Consequently, I forced myself to watch the movie the night before our meeting last Thursday, so that I might have some idea of the conversation. However, I tried not to say too much, because of my excessively negative reaction to this book. I thought the movie was OK. It did make me cry in a few sections, but it didn't make me wish I had persevered and read the book.

So I'm not going to go on here any more about what I didn't like. Instead I am going to summarise some of things discussed by the group, because I took notes.

One of the things many got out of the book was insight into the world of Afghanistan, past and present. Certainly the author portrayed a seemingly authentic picture of the Kabul he lived in as a child, including lots of detail about the various classes and the sport of kite fighting. We did wonder, however, about the authenticity of Afghanistan under the Taliban, given the author did not return himself until after the book was published. Nevertheless, all agreed it was a fascinating insight into that part of the world.

Inevitably, we talked a lot about Amir as well. Most seemed to agree he wasn't a nice person as a child, but thought it was a product of upbringing and culture. Owing to his difficult relationship with his father, Amir had a lack of role models. But does that justify the terrible way he treated Hassan in this book? And can you be redeemed for that? Someone argued that it was often better not to like the main character in a book, because antiheroes are more interesting. Well, I disagree with that. I need to be able to connect to the main character, not despise them. Flaws are essential, but there are limits.

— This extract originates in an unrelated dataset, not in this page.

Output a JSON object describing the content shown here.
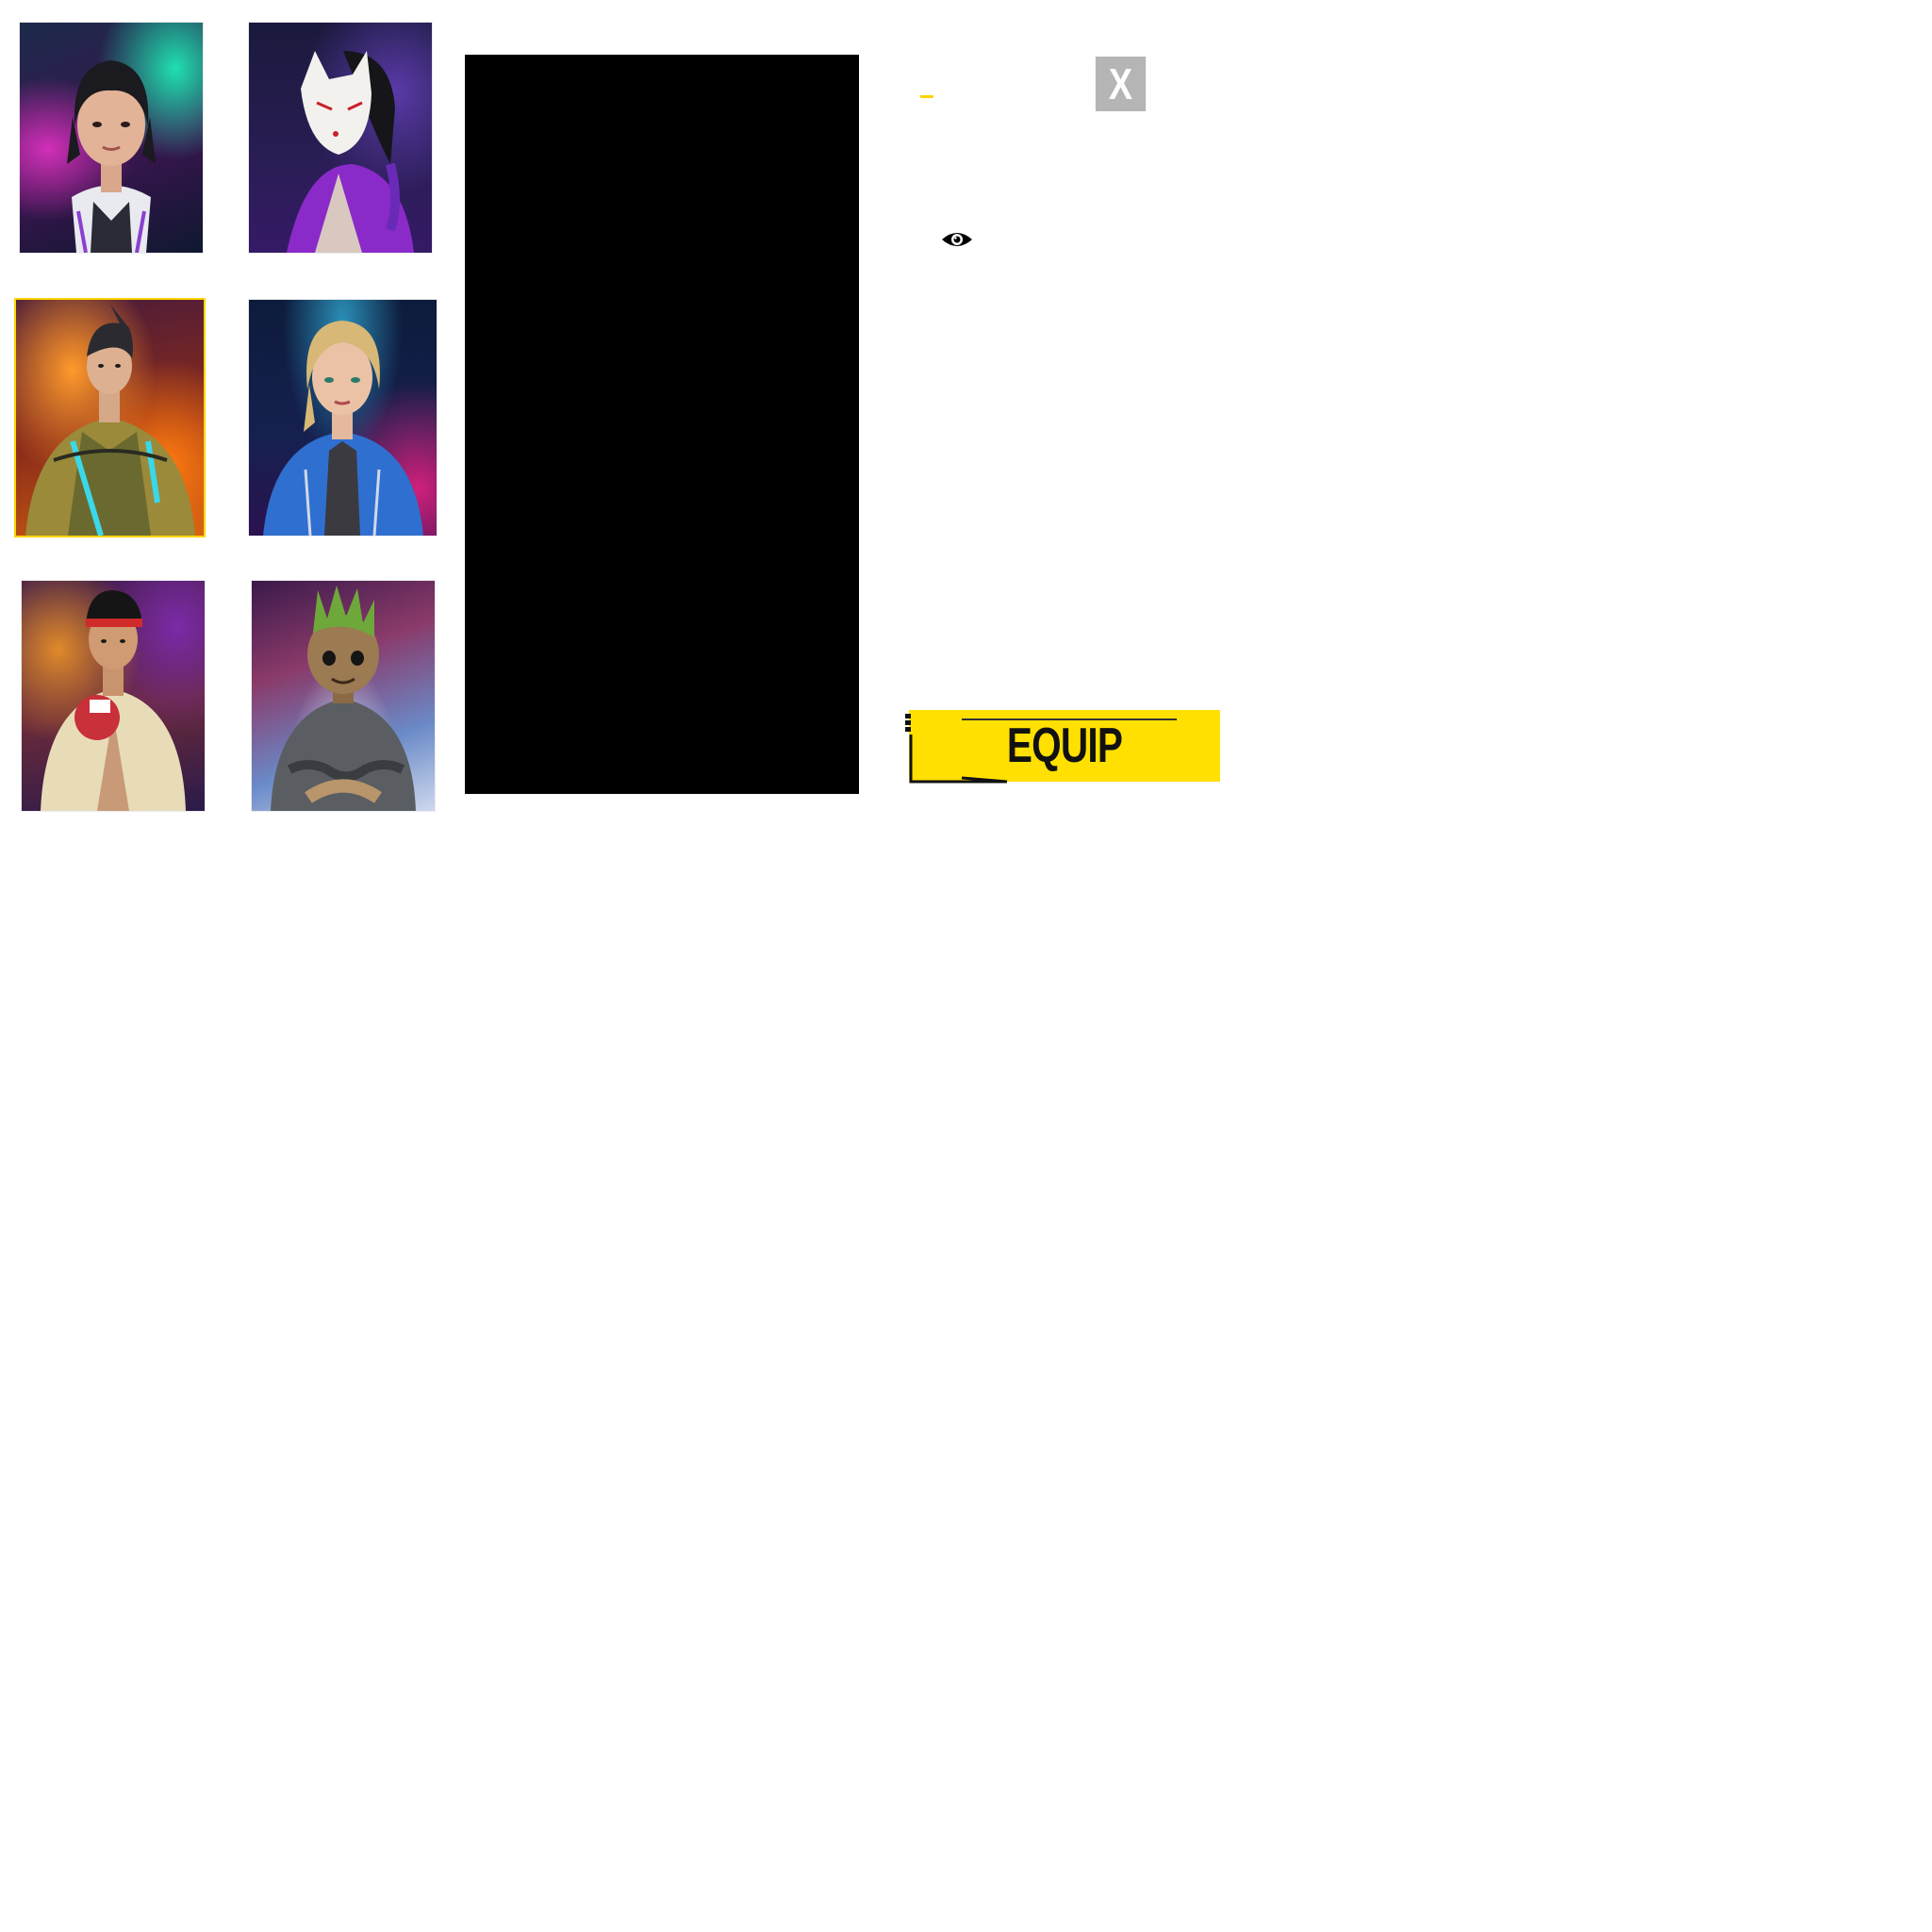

Some felt the story was more about Amir as a character, and his inability to grow up because of the shadow cast by his father.

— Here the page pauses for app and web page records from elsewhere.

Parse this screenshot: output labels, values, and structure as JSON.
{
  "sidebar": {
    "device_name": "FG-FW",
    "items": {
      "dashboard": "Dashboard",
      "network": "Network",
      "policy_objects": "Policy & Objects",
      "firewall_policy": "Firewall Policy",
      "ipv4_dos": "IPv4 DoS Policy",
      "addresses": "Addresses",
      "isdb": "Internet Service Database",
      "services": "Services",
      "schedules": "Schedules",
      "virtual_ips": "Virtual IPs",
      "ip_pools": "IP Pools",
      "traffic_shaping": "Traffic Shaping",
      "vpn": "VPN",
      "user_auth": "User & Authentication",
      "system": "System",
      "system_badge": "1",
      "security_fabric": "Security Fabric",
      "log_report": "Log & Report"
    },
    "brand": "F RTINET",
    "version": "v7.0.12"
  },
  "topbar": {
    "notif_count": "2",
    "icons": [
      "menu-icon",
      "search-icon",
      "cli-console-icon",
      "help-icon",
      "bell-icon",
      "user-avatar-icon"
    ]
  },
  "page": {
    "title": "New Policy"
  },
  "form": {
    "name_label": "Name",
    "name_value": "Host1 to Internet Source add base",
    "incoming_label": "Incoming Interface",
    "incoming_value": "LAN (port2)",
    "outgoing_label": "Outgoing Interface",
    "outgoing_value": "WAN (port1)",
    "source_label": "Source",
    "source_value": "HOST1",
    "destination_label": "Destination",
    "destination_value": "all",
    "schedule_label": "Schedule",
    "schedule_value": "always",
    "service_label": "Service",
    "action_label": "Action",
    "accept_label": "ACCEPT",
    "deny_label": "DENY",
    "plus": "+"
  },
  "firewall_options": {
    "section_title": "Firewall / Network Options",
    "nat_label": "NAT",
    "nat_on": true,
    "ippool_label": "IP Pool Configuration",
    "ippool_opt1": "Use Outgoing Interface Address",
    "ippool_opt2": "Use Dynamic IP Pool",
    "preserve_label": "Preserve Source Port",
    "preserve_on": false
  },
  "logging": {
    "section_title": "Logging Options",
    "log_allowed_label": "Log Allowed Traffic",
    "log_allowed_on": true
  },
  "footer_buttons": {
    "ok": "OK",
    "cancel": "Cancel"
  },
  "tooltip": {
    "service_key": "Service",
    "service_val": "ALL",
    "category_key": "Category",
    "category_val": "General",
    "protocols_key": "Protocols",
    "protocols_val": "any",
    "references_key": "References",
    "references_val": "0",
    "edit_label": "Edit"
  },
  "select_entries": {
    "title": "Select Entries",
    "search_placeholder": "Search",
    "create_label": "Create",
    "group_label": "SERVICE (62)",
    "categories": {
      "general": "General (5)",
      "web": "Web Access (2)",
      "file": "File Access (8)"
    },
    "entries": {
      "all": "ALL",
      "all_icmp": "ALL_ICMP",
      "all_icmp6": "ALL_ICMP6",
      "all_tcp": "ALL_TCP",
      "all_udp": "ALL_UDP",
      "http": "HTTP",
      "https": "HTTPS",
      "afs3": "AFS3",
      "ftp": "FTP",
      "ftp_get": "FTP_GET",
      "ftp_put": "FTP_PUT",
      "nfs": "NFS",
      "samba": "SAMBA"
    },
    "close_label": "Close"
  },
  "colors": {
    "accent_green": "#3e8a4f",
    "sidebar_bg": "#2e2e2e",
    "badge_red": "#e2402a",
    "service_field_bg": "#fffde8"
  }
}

Interestingly (and possibly catalysed by my comments) others brought up the question of whether or not Hosseini is a good writer. Most seemed to think not, but in most cases their experience wasn't destroyed as mine was. They responded to his ability to generate emotion in readers -- and certainly he did that.

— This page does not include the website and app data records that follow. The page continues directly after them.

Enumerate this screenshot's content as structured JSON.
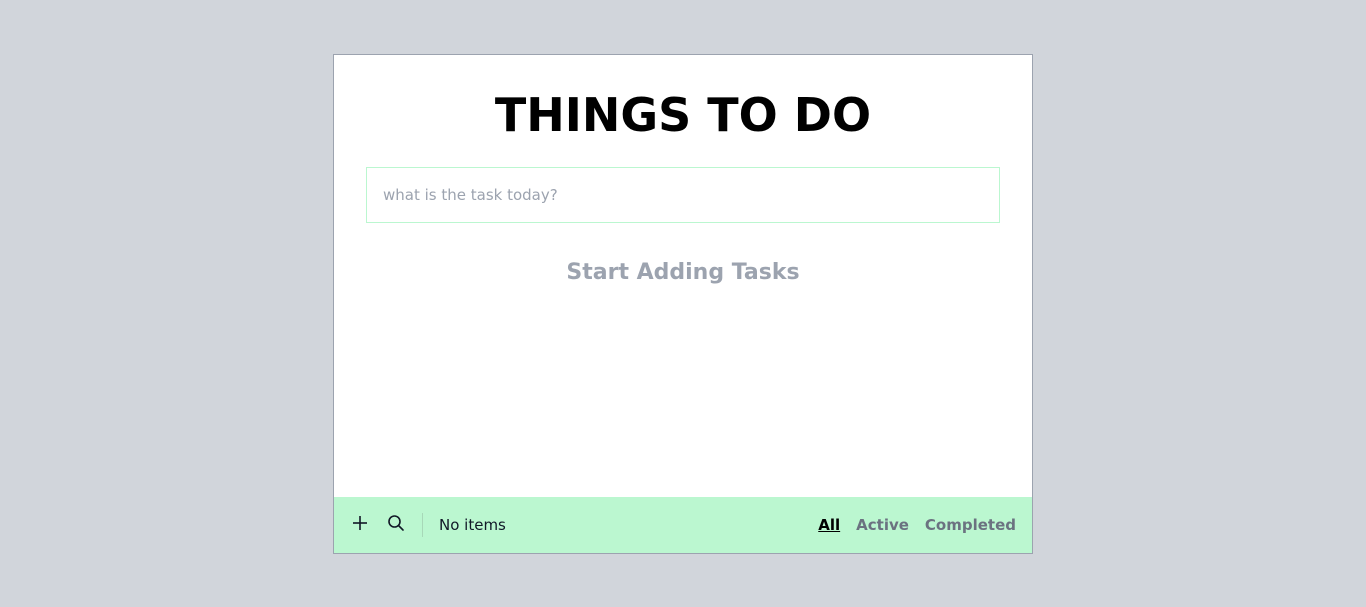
{
  "app": {
    "title": "THINGS TO DO",
    "input_placeholder": "what is the task today?",
    "empty_message": "Start Adding Tasks"
  },
  "footer": {
    "add_icon": "plus-icon",
    "search_icon": "search-icon",
    "count_text": "No items",
    "filters": [
      {
        "label": "All",
        "active": true
      },
      {
        "label": "Active",
        "active": false
      },
      {
        "label": "Completed",
        "active": false
      }
    ]
  },
  "colors": {
    "page_background": "#d1d5db",
    "card_background": "#ffffff",
    "footer_background": "#bbf7d0",
    "input_border": "#bbf7d0",
    "muted_text": "#9ca3af"
  }
}
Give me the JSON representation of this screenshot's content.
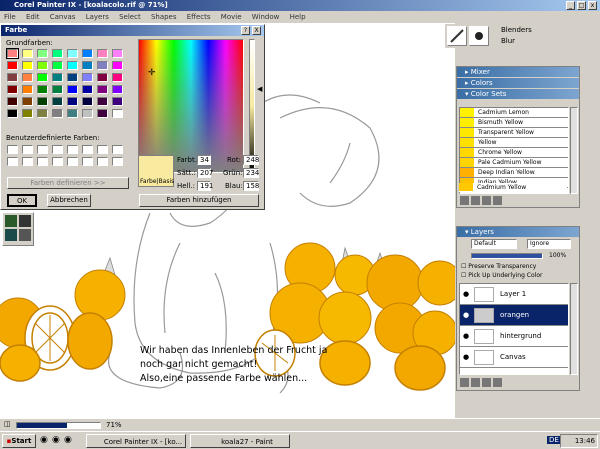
{
  "app": {
    "title": "Corel Painter IX - [koalacolo.rif @ 71%]",
    "menu": [
      "File",
      "Edit",
      "Canvas",
      "Layers",
      "Select",
      "Shapes",
      "Effects",
      "Movie",
      "Window",
      "Help"
    ]
  },
  "brush": {
    "category": "Blenders",
    "variant": "Blur"
  },
  "color_dialog": {
    "title": "Farbe",
    "help_glyph": "?",
    "close_glyph": "X",
    "basic_label": "Grundfarben:",
    "custom_label": "Benutzerdefinierte Farben:",
    "define_button": "Farben definieren >>",
    "ok_button": "OK",
    "cancel_button": "Abbrechen",
    "add_button": "Farben hinzufügen",
    "preview_label": "Farbe|Basis",
    "fields": {
      "farbt_label": "Farbt.:",
      "farbt_value": "34",
      "saett_label": "Sätt.:",
      "saett_value": "207",
      "hell_label": "Hell.:",
      "hell_value": "191",
      "rot_label": "Rot:",
      "rot_value": "248",
      "gruen_label": "Grün:",
      "gruen_value": "234",
      "blau_label": "Blau:",
      "blau_value": "158"
    },
    "basic_colors": [
      "#ff8080",
      "#ffff80",
      "#80ff80",
      "#00ff80",
      "#80ffff",
      "#0080ff",
      "#ff80c0",
      "#ff80ff",
      "#ff0000",
      "#ffff00",
      "#80ff00",
      "#00ff40",
      "#00ffff",
      "#0080c0",
      "#8080c0",
      "#ff00ff",
      "#804040",
      "#ff8040",
      "#00ff00",
      "#008080",
      "#004080",
      "#8080ff",
      "#800040",
      "#ff0080",
      "#800000",
      "#ff8000",
      "#008000",
      "#008040",
      "#0000ff",
      "#0000a0",
      "#800080",
      "#8000ff",
      "#400000",
      "#804000",
      "#004000",
      "#004040",
      "#000080",
      "#000040",
      "#400040",
      "#400080",
      "#000000",
      "#808000",
      "#808040",
      "#808080",
      "#408080",
      "#c0c0c0",
      "#400040",
      "#ffffff"
    ],
    "custom_colors": [
      "#ffffff",
      "#ffffff",
      "#ffffff",
      "#ffffff",
      "#ffffff",
      "#ffffff",
      "#ffffff",
      "#ffffff",
      "#ffffff",
      "#ffffff",
      "#ffffff",
      "#ffffff",
      "#ffffff",
      "#ffffff",
      "#ffffff",
      "#ffffff"
    ],
    "selected_color": "#f8ea9e"
  },
  "panels": {
    "mixer": "Mixer",
    "colors": "Colors",
    "color_sets": "Color Sets",
    "color_set_items": [
      {
        "name": "Cadmium Lemon",
        "color": "#fff200"
      },
      {
        "name": "Bismuth Yellow",
        "color": "#ffee00"
      },
      {
        "name": "Transparent Yellow",
        "color": "#ffe800"
      },
      {
        "name": "Yellow",
        "color": "#ffe000"
      },
      {
        "name": "Chrome Yellow",
        "color": "#ffd800"
      },
      {
        "name": "Pale Cadmium Yellow",
        "color": "#ffd400"
      },
      {
        "name": "Deep Indian Yellow",
        "color": "#ffb000"
      },
      {
        "name": "Indian Yellow",
        "color": "#ffc000"
      },
      {
        "name": "Cadmium Yellow",
        "color": "#ffc800"
      }
    ],
    "layers": {
      "title": "Layers",
      "composite_method": "Default",
      "depth": "Ignore",
      "opacity": "100%",
      "preserve_transparency": "Preserve Transparency",
      "pick_up_color": "Pick Up Underlying Color",
      "items": [
        {
          "name": "Layer 1",
          "selected": false
        },
        {
          "name": "orangen",
          "selected": true
        },
        {
          "name": "hintergrund",
          "selected": false
        },
        {
          "name": "Canvas",
          "selected": false
        }
      ]
    }
  },
  "canvas": {
    "zoom": "71%",
    "caption_lines": [
      "Wir haben das Innenleben der Frucht ja",
      "noch gar nicht gemacht!",
      "Also,eine passende Farbe wählen..."
    ]
  },
  "taskbar": {
    "start": "Start",
    "tasks": [
      "Corel Painter IX - [ko...",
      "koala27 - Paint"
    ],
    "lang": "DE",
    "time": "13:46"
  }
}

The relationship between Amir and Hassan as boys is pivotal to the story. Essentially they are friends, but it's a very unequal relationship, with Amir brought up wealthy and privileged, able to read and write, of a class that was respected. Hassan, on the other hand, was from a discriminated race and brought up as a servant. Yet he gives Amir an unswerving loyalty and devotion that I found really hard to take.

During the course of our meeting, the picture book called The Giving Tree was raised. This is a book about a tree that gives every part of itself to a boy over his lifetime as he grows into an old man. In the end, the tree is no more than a stump, yet it still gives of itself to provide a seat for the old man's weary bones. When I read this book, as I stood in a bookshop, I wept and then I hated that such a book was targeted at children. No relationship should ever be that unequal. And when the book was mentioned by chance in our meeting, I instantly felt it exemplified the level of giving Hassan showed Amir. How do some people end up being able to take take take and never give?

To sum up, just about everyone either liked or loved this book -- 6 out of 8 present had read it. The main positives seemed to be the descriptions of Afghanistan, and the depiction of just how shifty some people can be!

Tuesday, 2 September 2008


With the demise of Scrabulous on Facebook, we are being forced to play Wordscraper instead. It's very similar, but the board is different every time -- although it's symmetrical, it feels almost random as to where the 2W, 4W, 2L and 4L 'circles' (not squares) are located.

This means that it's possible to score very highly, with potentially multiple 4W and 2W in the one word. This led to my being confronted by a game where the opening move (against me) scored 384!!! It's proving rather difficult to recover from that.

But at least it fills the Scrabulous void.